Several things become obvious and some of them are addressing the painful subject that I am an absolute beginner and made corresponding mistakes. First was the return home altitude. This specification can be made in the menu and should be adapted according the environment. It was set for 50 meters which normally is a good choice, even with some trees. Here it might have hampered a safe return. Altitude is relative to ground level, so 50 meters means 50 meters either above launch site altitude or ground level when pushing the return home button (I’m not sure actually). Both alternatives where bad choices because the cliffs seemed to exceed this height. This means the aircraft came down and suddenly had to climb when coming close to the rock walls. This leads to the second beginner mistake. The camera sensors that prevent collision were starting to malfunction due to low light. I was flying at dusk and planned to return much earlier. Some of the extra loops the drone was flying may have been induced by collision sensors not working perfectly in the approaching dusk.
But the fundamental question remains: Why were coordination and communication so error-prone? The message that something is wrong with the magnetic compass incubated a line of thought in my brain: Could it be that the very reason for our northern lights show is at the same time responsible for the malfunction of the drone? It certainly makes sense from my layman’s position. To clarify this I approached the experts at the German Research Centre for Geosciences (GFZ). They largely confirmed what I was thinking:
“Magnetic compasses rely on stable geomagnetic conditions in order to correctly determine where north is”, says Claudia Stolle, section head for geomagnetism at GFZ. “However, most drones are equipped with a GPS system which are satellite based and do not rely on magnetic orientation. Yet even GPS system can be affected by solar winds: Variations in the upper atmosphere and the ionosphere disrupt signal transmission via GPS.” The Kp index measures irregularities in the magnetic field of the earth, but since they are largely caused by the solar winds the index is also a reliable indicator for those winds and hence the possible malfunction of GPS systems. A Kp value of 1 to 3 is considered trouble-free, but already Kp 4 is critical and experts advocate a strict no-fly policy for Kp 5 or higher. “The risk for the radio connection between copter and control device being disrupted and for unintended manoeuvres is very high”, concludes Stolle.
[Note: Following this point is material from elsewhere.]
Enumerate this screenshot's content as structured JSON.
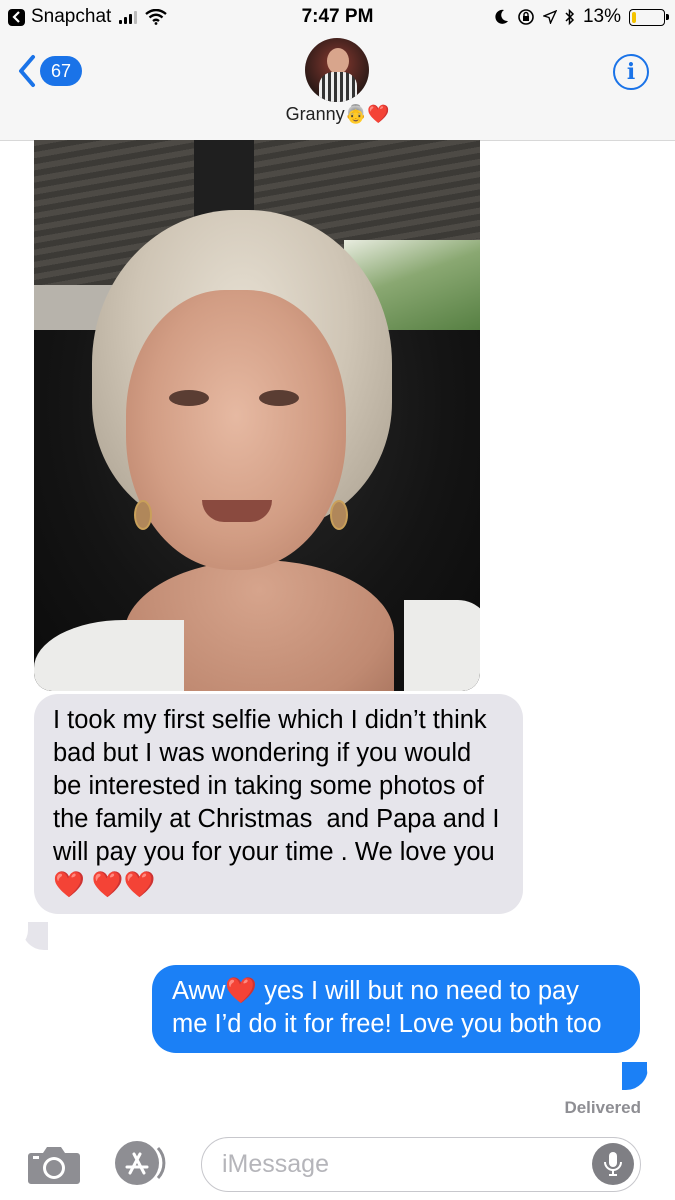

Well, this puts my adventure into a whole new perspective. Knowing that the Kp index is a three hour averaged estimate the possibility of some short peaks within a Kp 3 window is clearly there. I payed with 45 minutes of panic and anger, luckily I did not pay with a complete loss in the end. There is a lot to learn out there and I hope you found some bits of info in here valuable. Feel cordially invited to add your own experiences here and to provide some more info that might help beginners and pros alike.